I once went to an arboretum and saw an exhibit of valuable and exotic woods. Some of the most beautiful of them had swirling twisting grain, or little black marks sprinkled through them. I learned that these special grains form in a tree where it has been injured. A burl or gall may form. One might think that this injury would hinder the tree, that it should be removed, cut off. But in fact the tree incorporates the wound into itself and grows differently in this area. These woods are the ones most prized by artists and craftsmen for their uniqueness and beauty.
As human beings, we too have experienced injuries. Whether they are within or without, whether personal or global, we have been wounded. We may think that we would be better off without these wounds, we could be so much more helpful and productive without them. We may want to disown them, to cut them off. We may wish for them to be removed because they are so painful.
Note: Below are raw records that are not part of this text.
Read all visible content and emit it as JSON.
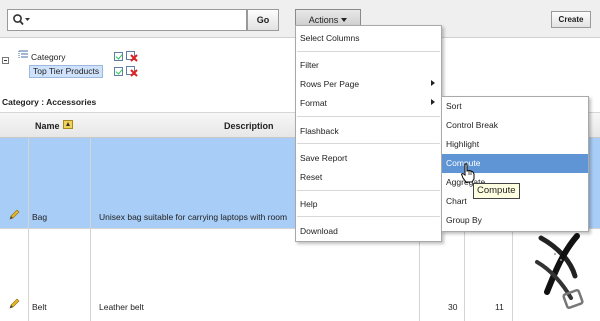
{
  "toolbar": {
    "search_value": "",
    "go_label": "Go",
    "actions_label": "Actions",
    "create_label": "Create"
  },
  "filters": {
    "items": [
      {
        "label": "Category"
      },
      {
        "label": "Top Tier Products"
      }
    ]
  },
  "report": {
    "category_label": "Category : Accessories",
    "columns": [
      "Name",
      "Description"
    ],
    "rows": [
      {
        "name": "Bag",
        "description": "Unisex bag suitable for carrying laptops with room",
        "selected": true
      },
      {
        "name": "Belt",
        "description": "Leather belt",
        "extra": [
          "30",
          "11"
        ]
      }
    ]
  },
  "actions_menu": {
    "groups": [
      [
        "Select Columns"
      ],
      [
        "Filter",
        "Rows Per Page",
        "Format"
      ],
      [
        "Flashback"
      ],
      [
        "Save Report",
        "Reset"
      ],
      [
        "Help"
      ],
      [
        "Download"
      ]
    ],
    "submenu_items": [
      "Rows Per Page",
      "Format"
    ]
  },
  "format_submenu": {
    "items": [
      "Sort",
      "Control Break",
      "Highlight",
      "Compute",
      "Aggregate",
      "Chart",
      "Group By"
    ],
    "active": "Compute"
  },
  "tooltip": {
    "text": "Compute"
  },
  "colors": {
    "selection": "#a8cdf7",
    "menu_active": "#5f95d4"
  }
}
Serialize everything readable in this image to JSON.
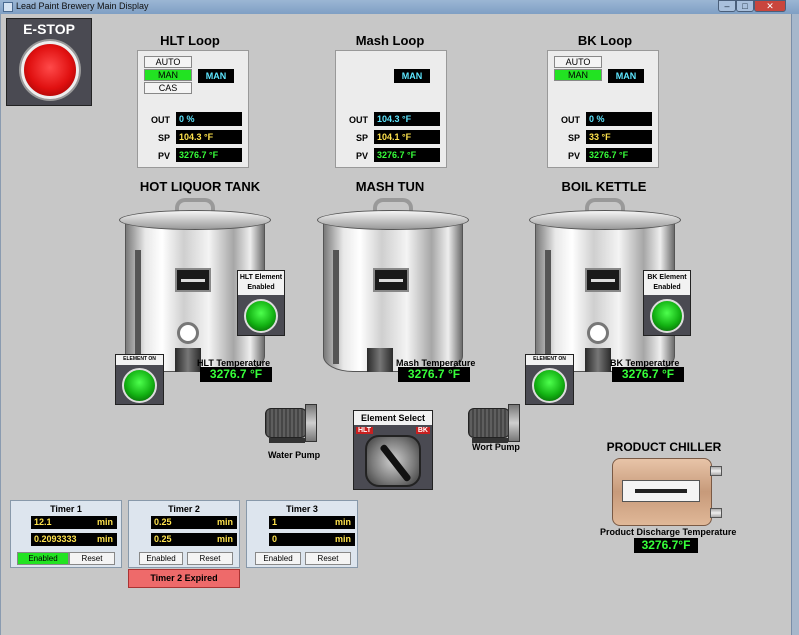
{
  "window": {
    "title": "Lead Paint Brewery Main Display",
    "min_glyph": "–",
    "max_glyph": "□",
    "close_glyph": "✕"
  },
  "estop": {
    "label": "E-STOP"
  },
  "loops": [
    {
      "title": "HLT Loop",
      "modes": [
        {
          "label": "AUTO",
          "active": false
        },
        {
          "label": "MAN",
          "active": true
        },
        {
          "label": "CAS",
          "active": false
        }
      ],
      "mode_display": "MAN",
      "out_label": "OUT",
      "out_value": "0 %",
      "sp_label": "SP",
      "sp_value": "104.3 °F",
      "pv_label": "PV",
      "pv_value": "3276.7 °F"
    },
    {
      "title": "Mash Loop",
      "modes": [],
      "mode_display": "MAN",
      "out_label": "OUT",
      "out_value": "104.3 °F",
      "sp_label": "SP",
      "sp_value": "104.1 °F",
      "pv_label": "PV",
      "pv_value": "3276.7 °F"
    },
    {
      "title": "BK Loop",
      "modes": [
        {
          "label": "AUTO",
          "active": false
        },
        {
          "label": "MAN",
          "active": true
        }
      ],
      "mode_display": "MAN",
      "out_label": "OUT",
      "out_value": "0 %",
      "sp_label": "SP",
      "sp_value": "33 °F",
      "pv_label": "PV",
      "pv_value": "3276.7 °F"
    }
  ],
  "tanks": [
    {
      "title": "HOT LIQUOR TANK",
      "temp_label": "HLT Temperature",
      "temp_value": "3276.7 °F",
      "element_on_label": "ELEMENT ON",
      "element_enabled_label": "HLT Element Enabled"
    },
    {
      "title": "MASH TUN",
      "temp_label": "Mash Temperature",
      "temp_value": "3276.7 °F"
    },
    {
      "title": "BOIL KETTLE",
      "temp_label": "BK Temperature",
      "temp_value": "3276.7 °F",
      "element_on_label": "ELEMENT ON",
      "element_enabled_label": "BK Element Enabled"
    }
  ],
  "pumps": {
    "water": "Water Pump",
    "wort": "Wort Pump"
  },
  "element_select": {
    "label": "Element Select",
    "left": "HLT",
    "right": "BK"
  },
  "chiller": {
    "title": "PRODUCT CHILLER",
    "temp_label": "Product Discharge Temperature",
    "temp_value": "3276.7°F"
  },
  "timers": [
    {
      "title": "Timer 1",
      "value": "12.1",
      "value_unit": "min",
      "elapsed": "0.2093333",
      "elapsed_unit": "min",
      "enabled_label": "Enabled",
      "enabled": true,
      "reset_label": "Reset"
    },
    {
      "title": "Timer 2",
      "value": "0.25",
      "value_unit": "min",
      "elapsed": "0.25",
      "elapsed_unit": "min",
      "enabled_label": "Enabled",
      "enabled": false,
      "reset_label": "Reset",
      "expired_label": "Timer 2 Expired"
    },
    {
      "title": "Timer 3",
      "value": "1",
      "value_unit": "min",
      "elapsed": "0",
      "elapsed_unit": "min",
      "enabled_label": "Enabled",
      "enabled": false,
      "reset_label": "Reset"
    }
  ],
  "colors": {
    "lamp_green": "#12b112",
    "estop_red": "#e01010",
    "value_cyan": "#5ee6ff",
    "value_yellow": "#ffe34d",
    "value_green": "#37ff3a",
    "expired_red": "#ee6a6a",
    "enabled_green": "#22e322"
  }
}
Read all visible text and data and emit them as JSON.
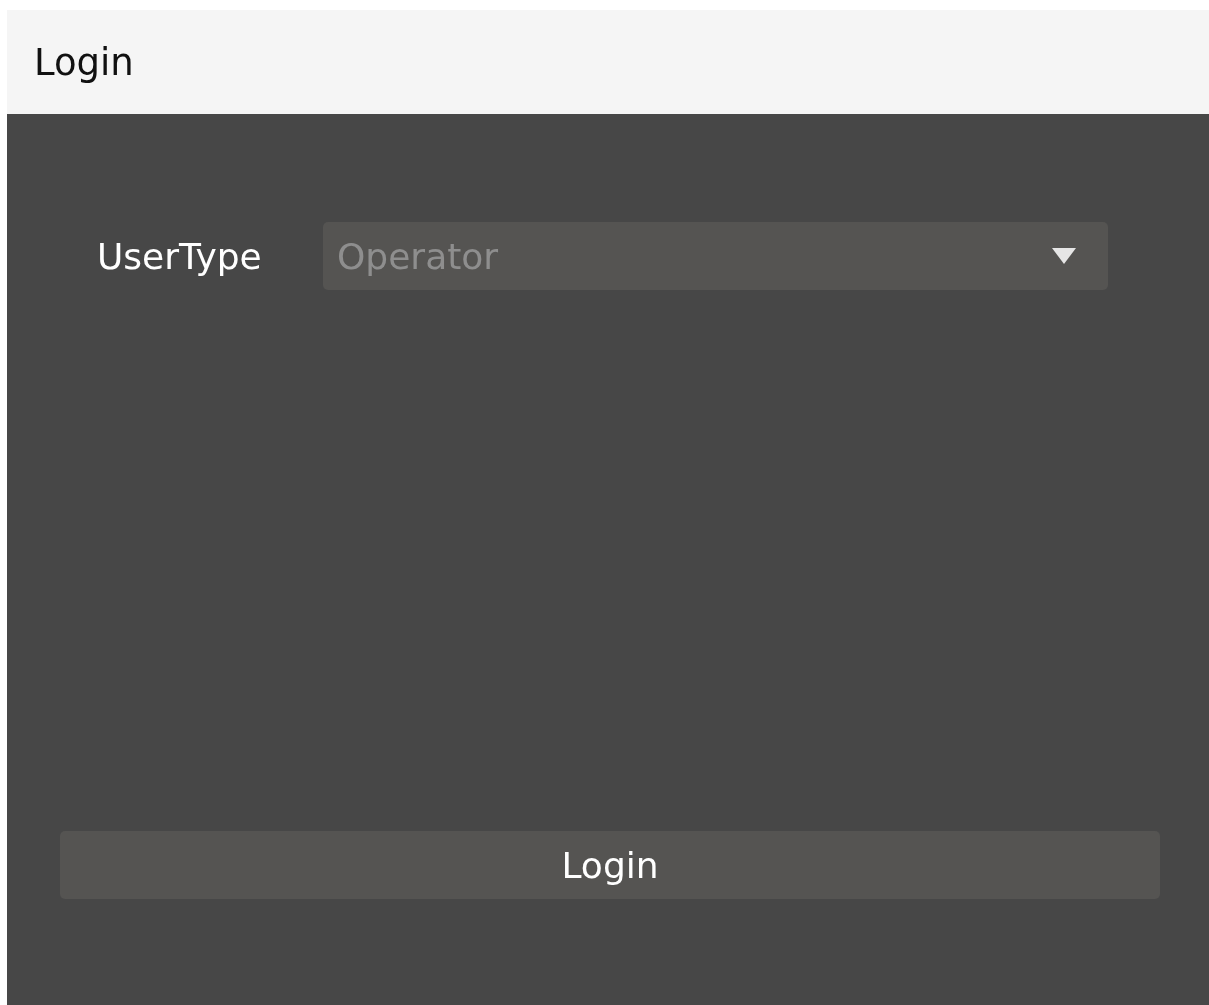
{
  "window": {
    "title": "Login"
  },
  "user_type": {
    "label": "UserType",
    "value": "Operator"
  },
  "buttons": [
    "Login"
  ]
}
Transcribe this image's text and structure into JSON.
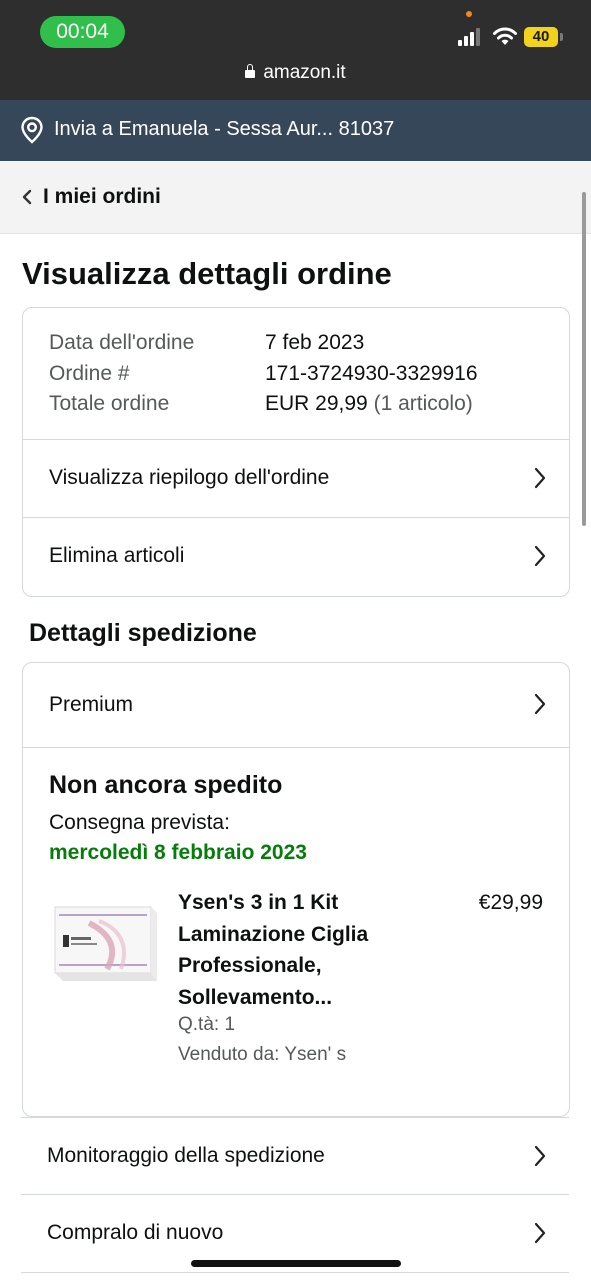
{
  "status_bar": {
    "time": "00:04",
    "battery": "40",
    "url": "amazon.it"
  },
  "delivery_bar": {
    "text": "Invia a Emanuela - Sessa Aur... 81037"
  },
  "breadcrumb": {
    "label": "I miei ordini"
  },
  "page": {
    "title": "Visualizza dettagli ordine"
  },
  "order_summary": {
    "rows": [
      {
        "label": "Data dell'ordine",
        "value": "7 feb 2023"
      },
      {
        "label": "Ordine #",
        "value": "171-3724930-3329916"
      },
      {
        "label": "Totale ordine",
        "value": "EUR 29,99",
        "note": "(1 articolo)"
      }
    ],
    "links": [
      {
        "label": "Visualizza riepilogo dell'ordine"
      },
      {
        "label": "Elimina articoli"
      }
    ]
  },
  "shipping": {
    "section_title": "Dettagli spedizione",
    "method": "Premium",
    "status": "Non ancora spedito",
    "eta_label": "Consegna prevista:",
    "eta_date": "mercoledì 8 febbraio 2023",
    "product": {
      "title_line1": "Ysen's 3 in 1 Kit",
      "title_line2": "Laminazione Ciglia",
      "title_line3": "Professionale,",
      "title_line4": "Sollevamento...",
      "price": "€29,99",
      "qty": "Q.tà: 1",
      "seller": "Venduto da: Ysen' s",
      "image_icon": "product-box-image"
    }
  },
  "actions": [
    {
      "label": "Monitoraggio della spedizione"
    },
    {
      "label": "Compralo di nuovo"
    }
  ],
  "colors": {
    "status_bar_bg": "#2e2e2e",
    "time_pill": "#2fbf4a",
    "battery": "#f2d21b",
    "delivery_bar_bg": "#37475a",
    "eta_green": "#067d0a",
    "border": "#d5d9d9"
  }
}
But when we consider who we turn to with our pain and our struggles, we find that they are the people who can say, “I understand. I have been there too.” These are the people who have been wounded and have integrated their wounds into themselves, who have grown through them.
And there is One who has experienced the worst of what a human being can suffer, who understands, who has been there too. In the Risen One we can see that his wounds have become an essential part of his nature. In artwork we see them depicted with light streaming from them. They have healing power. Seeing this, we can begin to accept that we too are wounded and begin to incorporate our wounds into our very being. We grow through them and they become the most valuable and prized parts of us. They have healing power.
Contemplation by Jeana Lee, Seminary Student